== Aim of the exercise ==
Scan the data for "image" and copy each matching line.

(Entries from a dataset of interfaces)
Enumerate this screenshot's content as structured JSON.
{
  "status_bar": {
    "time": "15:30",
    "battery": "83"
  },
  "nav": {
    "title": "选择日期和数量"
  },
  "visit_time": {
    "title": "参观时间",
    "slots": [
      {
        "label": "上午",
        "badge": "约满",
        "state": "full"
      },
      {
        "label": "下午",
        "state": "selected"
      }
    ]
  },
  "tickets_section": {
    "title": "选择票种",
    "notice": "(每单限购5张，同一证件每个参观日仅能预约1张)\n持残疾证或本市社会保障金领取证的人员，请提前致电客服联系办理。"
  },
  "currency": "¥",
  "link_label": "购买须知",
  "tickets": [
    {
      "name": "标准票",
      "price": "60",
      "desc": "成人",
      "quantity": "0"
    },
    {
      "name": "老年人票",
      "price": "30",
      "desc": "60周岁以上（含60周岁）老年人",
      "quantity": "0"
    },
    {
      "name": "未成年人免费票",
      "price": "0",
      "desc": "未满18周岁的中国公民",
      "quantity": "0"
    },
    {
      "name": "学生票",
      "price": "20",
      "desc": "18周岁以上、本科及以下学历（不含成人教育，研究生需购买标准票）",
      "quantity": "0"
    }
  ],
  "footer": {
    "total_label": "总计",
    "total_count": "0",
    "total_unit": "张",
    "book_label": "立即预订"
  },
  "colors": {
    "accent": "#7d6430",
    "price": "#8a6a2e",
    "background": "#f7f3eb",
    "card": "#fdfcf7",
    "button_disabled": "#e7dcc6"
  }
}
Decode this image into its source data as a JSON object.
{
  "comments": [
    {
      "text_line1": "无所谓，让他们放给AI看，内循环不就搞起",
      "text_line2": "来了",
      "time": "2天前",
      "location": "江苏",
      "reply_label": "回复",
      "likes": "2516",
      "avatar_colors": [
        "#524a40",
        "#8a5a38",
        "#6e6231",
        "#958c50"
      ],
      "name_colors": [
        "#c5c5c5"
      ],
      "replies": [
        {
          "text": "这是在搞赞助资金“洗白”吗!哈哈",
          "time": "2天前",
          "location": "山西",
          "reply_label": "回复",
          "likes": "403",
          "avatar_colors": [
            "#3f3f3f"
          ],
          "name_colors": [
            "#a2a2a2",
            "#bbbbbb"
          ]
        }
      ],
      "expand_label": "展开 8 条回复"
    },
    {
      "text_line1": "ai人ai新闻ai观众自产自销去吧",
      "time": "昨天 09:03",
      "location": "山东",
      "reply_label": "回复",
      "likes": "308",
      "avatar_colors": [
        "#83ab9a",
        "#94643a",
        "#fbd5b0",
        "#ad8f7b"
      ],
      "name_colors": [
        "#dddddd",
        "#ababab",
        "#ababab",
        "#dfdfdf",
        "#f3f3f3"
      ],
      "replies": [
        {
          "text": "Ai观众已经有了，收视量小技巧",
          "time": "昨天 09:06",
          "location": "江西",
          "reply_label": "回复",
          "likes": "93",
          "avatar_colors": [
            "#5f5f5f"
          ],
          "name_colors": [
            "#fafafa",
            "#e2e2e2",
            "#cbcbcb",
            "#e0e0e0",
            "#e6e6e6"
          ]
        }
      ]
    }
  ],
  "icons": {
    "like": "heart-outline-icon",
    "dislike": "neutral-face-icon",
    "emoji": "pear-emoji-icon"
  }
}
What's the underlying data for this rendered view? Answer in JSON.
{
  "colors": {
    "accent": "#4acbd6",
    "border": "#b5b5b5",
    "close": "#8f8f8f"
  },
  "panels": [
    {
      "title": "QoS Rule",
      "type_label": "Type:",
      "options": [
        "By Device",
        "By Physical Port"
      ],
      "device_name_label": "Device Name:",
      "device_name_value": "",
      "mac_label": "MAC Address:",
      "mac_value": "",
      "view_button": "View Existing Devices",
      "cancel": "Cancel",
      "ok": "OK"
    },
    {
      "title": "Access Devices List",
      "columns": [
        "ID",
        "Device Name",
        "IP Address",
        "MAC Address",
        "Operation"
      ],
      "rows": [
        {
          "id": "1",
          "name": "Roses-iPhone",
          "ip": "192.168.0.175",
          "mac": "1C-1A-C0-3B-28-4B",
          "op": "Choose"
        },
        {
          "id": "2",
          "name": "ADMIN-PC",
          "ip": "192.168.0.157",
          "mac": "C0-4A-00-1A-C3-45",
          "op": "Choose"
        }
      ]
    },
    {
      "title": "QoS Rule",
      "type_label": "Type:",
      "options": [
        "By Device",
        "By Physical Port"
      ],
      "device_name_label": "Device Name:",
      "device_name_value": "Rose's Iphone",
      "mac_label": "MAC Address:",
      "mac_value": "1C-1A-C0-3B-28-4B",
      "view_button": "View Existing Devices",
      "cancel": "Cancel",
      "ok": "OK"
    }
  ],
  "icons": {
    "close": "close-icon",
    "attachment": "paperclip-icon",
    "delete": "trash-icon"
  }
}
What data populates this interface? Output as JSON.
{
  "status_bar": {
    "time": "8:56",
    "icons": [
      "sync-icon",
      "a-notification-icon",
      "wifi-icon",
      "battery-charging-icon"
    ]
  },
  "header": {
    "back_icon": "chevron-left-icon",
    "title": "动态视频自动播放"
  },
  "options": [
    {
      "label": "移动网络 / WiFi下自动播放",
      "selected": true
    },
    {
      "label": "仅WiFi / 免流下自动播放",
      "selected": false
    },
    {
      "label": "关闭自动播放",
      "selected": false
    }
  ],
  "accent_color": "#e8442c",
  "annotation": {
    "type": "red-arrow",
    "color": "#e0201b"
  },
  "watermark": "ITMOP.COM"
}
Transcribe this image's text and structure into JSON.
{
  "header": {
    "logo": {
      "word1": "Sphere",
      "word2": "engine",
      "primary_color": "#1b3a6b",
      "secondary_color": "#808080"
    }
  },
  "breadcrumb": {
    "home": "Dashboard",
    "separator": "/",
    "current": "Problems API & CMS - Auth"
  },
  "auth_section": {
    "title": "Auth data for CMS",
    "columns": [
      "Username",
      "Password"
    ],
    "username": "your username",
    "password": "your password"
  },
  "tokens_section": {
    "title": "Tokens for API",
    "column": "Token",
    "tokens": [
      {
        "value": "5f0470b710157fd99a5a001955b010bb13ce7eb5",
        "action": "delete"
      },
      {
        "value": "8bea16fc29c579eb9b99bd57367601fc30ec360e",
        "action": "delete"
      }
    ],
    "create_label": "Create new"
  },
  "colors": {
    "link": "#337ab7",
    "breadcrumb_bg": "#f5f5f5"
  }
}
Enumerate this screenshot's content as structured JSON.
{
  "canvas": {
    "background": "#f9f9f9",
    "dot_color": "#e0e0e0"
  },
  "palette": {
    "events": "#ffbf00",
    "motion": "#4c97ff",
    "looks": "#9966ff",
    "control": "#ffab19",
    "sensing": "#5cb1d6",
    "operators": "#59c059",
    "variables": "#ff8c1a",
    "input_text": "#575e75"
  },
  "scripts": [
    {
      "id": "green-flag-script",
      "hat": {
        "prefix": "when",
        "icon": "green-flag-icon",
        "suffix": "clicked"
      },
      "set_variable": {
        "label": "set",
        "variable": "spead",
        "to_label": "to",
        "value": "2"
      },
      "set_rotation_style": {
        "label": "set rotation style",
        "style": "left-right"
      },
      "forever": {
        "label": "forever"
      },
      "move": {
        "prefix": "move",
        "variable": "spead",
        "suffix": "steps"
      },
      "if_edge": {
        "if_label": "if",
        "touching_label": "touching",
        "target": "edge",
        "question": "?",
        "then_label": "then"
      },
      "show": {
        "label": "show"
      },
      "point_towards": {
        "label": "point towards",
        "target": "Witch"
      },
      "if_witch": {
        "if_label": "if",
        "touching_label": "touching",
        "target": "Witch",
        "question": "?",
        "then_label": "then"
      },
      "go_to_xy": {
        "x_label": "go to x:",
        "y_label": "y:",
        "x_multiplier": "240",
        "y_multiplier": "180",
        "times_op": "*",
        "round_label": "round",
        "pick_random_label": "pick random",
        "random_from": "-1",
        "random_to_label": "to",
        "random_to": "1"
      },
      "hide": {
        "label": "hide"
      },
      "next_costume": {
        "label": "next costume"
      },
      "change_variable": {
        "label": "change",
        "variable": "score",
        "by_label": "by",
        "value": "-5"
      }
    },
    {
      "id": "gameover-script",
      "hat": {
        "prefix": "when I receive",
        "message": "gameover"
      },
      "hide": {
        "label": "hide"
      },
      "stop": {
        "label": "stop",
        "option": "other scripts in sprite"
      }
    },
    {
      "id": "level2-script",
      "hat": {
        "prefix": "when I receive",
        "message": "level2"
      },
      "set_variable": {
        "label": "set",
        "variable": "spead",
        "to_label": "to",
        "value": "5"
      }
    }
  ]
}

== Output for this task ==
Decode this image into its source data as a JSON object.
Transcribe this image's text and structure into JSON.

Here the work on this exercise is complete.